_WHAT YOU ARE ASKED TO DO_
The entries that follow need to be printed exactly as they are, minus any pictures.

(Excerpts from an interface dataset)
----

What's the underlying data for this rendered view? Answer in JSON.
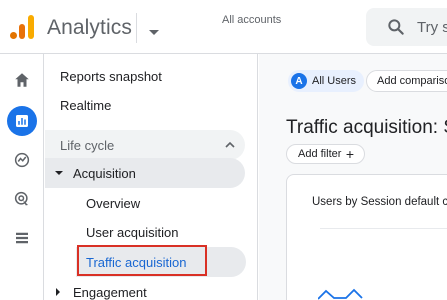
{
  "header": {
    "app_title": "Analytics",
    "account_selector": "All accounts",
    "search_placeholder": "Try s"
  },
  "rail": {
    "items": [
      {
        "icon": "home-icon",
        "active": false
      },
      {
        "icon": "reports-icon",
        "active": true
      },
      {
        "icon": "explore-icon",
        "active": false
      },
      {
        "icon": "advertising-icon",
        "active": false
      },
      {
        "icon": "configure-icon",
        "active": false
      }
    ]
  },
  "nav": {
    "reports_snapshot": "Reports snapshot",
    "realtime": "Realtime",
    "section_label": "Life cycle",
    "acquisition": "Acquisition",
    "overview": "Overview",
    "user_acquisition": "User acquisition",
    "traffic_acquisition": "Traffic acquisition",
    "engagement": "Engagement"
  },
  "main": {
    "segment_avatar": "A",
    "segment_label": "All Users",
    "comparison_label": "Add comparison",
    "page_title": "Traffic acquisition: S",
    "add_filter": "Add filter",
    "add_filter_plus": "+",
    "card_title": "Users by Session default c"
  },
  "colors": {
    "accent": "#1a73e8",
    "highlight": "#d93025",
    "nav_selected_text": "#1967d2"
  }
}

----

_REPLY_
What's the underlying data for this rendered view? Answer in JSON.
{
  "header": {
    "app_title": "Analytics",
    "account_selector": "All accounts",
    "search_placeholder": "Try s"
  },
  "rail": {
    "items": [
      {
        "icon": "home-icon",
        "active": false
      },
      {
        "icon": "reports-icon",
        "active": true
      },
      {
        "icon": "explore-icon",
        "active": false
      },
      {
        "icon": "advertising-icon",
        "active": false
      },
      {
        "icon": "configure-icon",
        "active": false
      }
    ]
  },
  "nav": {
    "reports_snapshot": "Reports snapshot",
    "realtime": "Realtime",
    "section_label": "Life cycle",
    "acquisition": "Acquisition",
    "overview": "Overview",
    "user_acquisition": "User acquisition",
    "traffic_acquisition": "Traffic acquisition",
    "engagement": "Engagement"
  },
  "main": {
    "segment_avatar": "A",
    "segment_label": "All Users",
    "comparison_label": "Add comparison",
    "page_title": "Traffic acquisition: S",
    "add_filter": "Add filter",
    "add_filter_plus": "+",
    "card_title": "Users by Session default c"
  },
  "colors": {
    "accent": "#1a73e8",
    "highlight": "#d93025",
    "nav_selected_text": "#1967d2"
  }
}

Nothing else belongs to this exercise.